→ Exercise:
For each line below, check for the word "mejillonescochabamba", then state how many lines contain it, with no other output.

[[ Listed entries, beginning ]]

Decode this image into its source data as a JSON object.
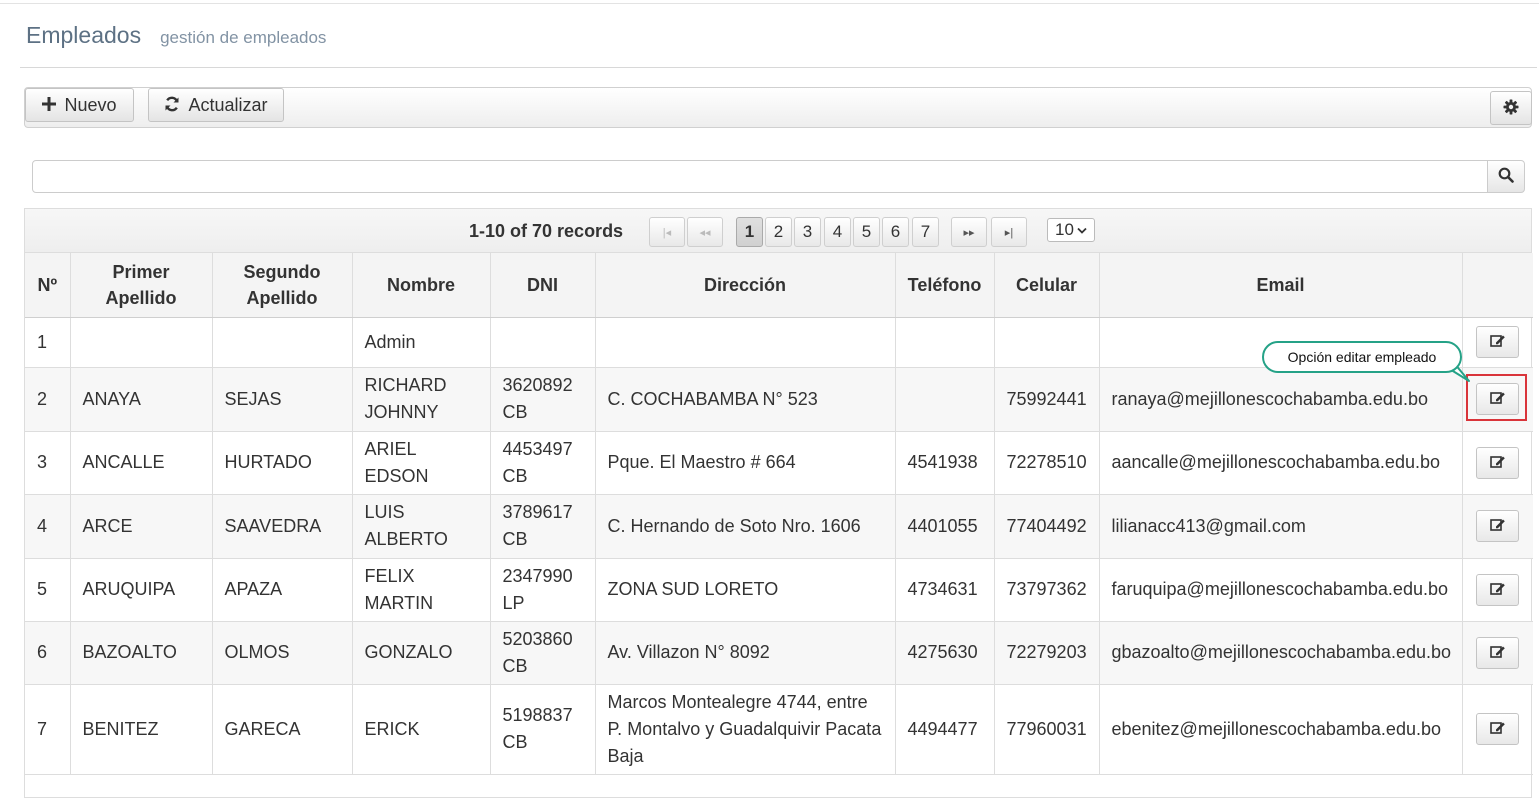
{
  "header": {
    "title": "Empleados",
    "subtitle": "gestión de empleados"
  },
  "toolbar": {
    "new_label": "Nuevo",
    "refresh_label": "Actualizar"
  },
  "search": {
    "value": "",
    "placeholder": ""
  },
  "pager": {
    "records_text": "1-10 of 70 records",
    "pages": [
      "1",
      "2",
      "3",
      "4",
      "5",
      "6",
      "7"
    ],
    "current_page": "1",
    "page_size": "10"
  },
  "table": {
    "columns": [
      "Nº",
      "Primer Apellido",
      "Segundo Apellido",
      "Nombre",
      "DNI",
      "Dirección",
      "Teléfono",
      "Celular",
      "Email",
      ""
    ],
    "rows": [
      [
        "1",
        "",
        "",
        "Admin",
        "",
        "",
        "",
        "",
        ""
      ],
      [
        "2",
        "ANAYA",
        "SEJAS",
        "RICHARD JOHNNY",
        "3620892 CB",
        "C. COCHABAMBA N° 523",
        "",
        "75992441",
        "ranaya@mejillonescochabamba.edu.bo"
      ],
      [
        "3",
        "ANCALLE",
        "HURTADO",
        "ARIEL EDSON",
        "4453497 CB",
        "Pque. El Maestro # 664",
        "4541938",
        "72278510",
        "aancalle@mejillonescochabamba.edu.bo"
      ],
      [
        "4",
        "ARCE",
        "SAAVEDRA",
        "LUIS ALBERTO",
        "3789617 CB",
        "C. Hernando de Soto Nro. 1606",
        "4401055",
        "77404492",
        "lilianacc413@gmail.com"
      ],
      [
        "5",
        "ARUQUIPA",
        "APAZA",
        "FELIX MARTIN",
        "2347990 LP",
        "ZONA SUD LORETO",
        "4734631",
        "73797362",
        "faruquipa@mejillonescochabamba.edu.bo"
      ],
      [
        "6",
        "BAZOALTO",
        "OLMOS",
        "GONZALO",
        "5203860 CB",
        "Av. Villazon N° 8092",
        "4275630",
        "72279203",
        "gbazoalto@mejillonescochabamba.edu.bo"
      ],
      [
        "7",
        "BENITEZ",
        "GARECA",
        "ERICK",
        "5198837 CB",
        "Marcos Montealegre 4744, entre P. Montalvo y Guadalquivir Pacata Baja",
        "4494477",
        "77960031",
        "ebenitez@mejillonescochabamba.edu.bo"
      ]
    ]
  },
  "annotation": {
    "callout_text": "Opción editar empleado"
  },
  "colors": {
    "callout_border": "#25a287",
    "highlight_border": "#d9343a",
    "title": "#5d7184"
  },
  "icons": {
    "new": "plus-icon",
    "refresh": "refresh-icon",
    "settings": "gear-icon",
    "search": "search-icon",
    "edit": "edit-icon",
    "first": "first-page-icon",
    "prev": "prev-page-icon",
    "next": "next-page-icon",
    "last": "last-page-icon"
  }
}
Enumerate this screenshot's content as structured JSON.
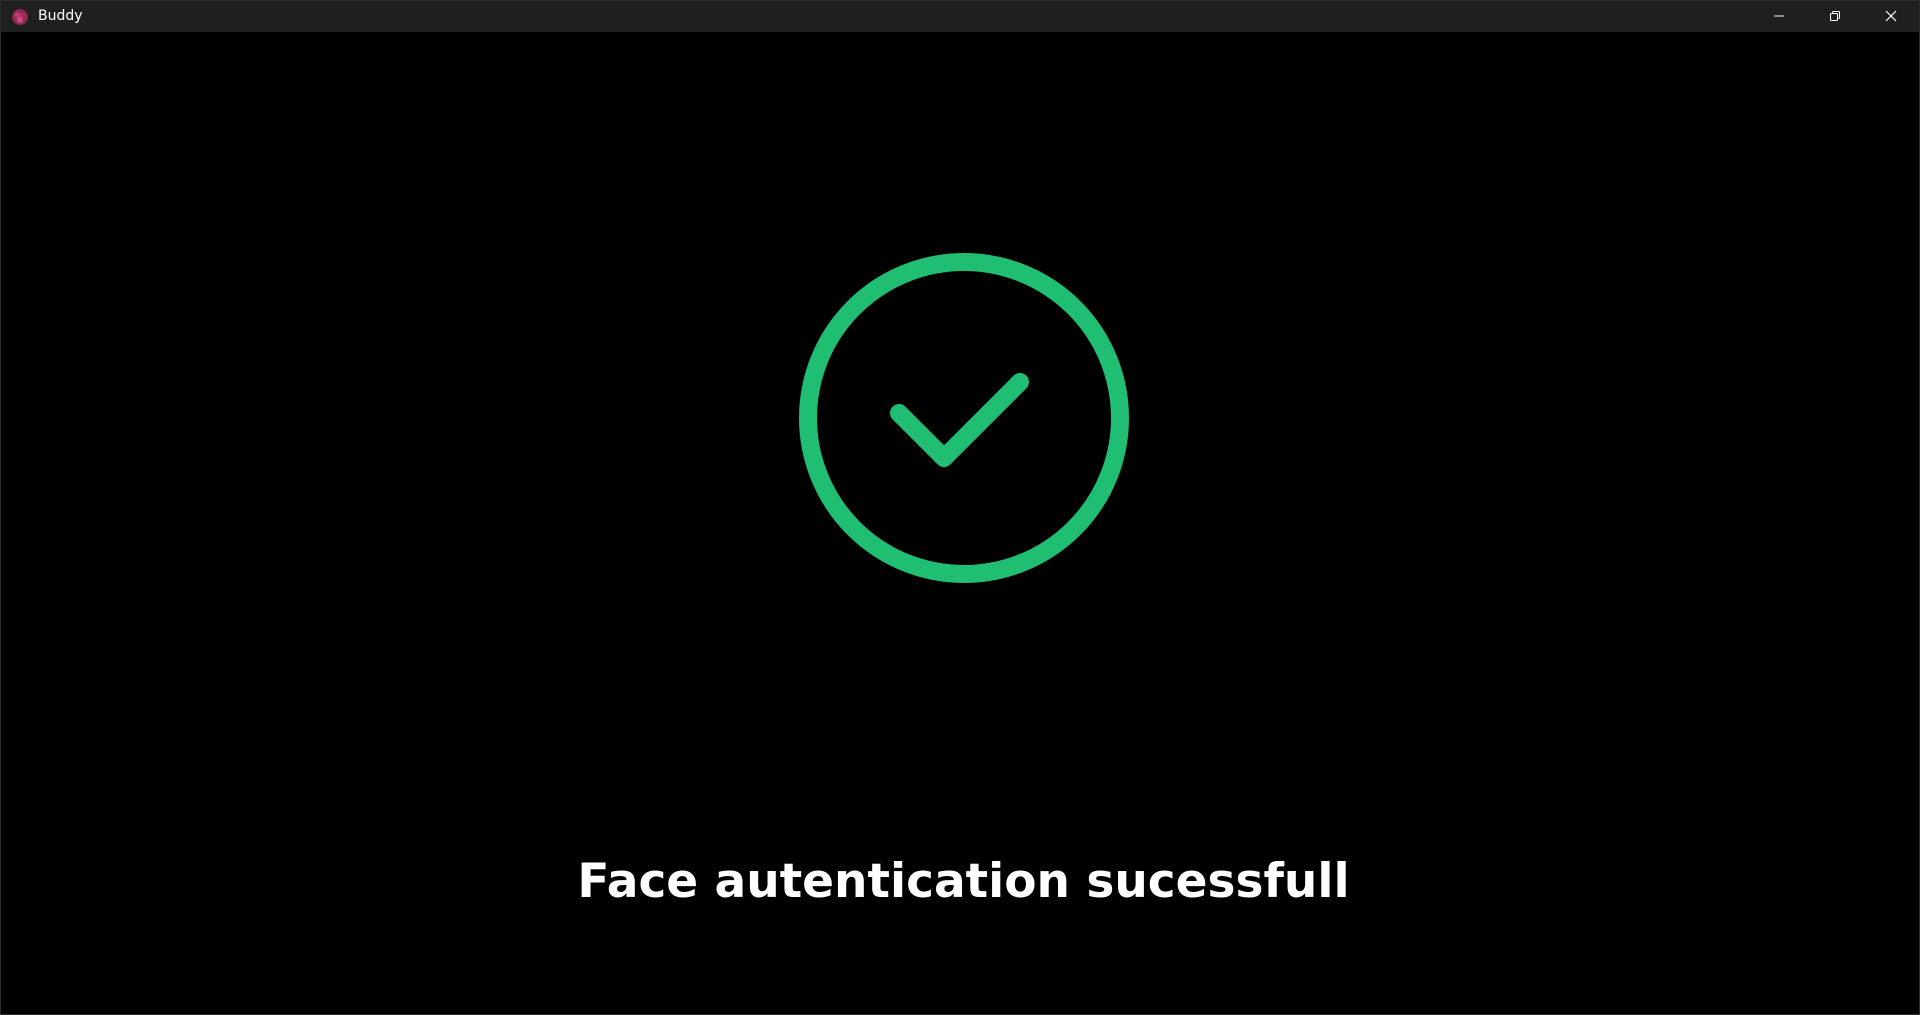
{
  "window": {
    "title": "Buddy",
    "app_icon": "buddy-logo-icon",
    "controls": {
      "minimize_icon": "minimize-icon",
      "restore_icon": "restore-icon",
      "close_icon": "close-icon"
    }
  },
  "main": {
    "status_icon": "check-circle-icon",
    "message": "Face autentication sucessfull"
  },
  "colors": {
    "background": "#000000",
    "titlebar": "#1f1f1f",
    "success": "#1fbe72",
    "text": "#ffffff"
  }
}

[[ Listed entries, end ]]

→ Answer to the problem:
5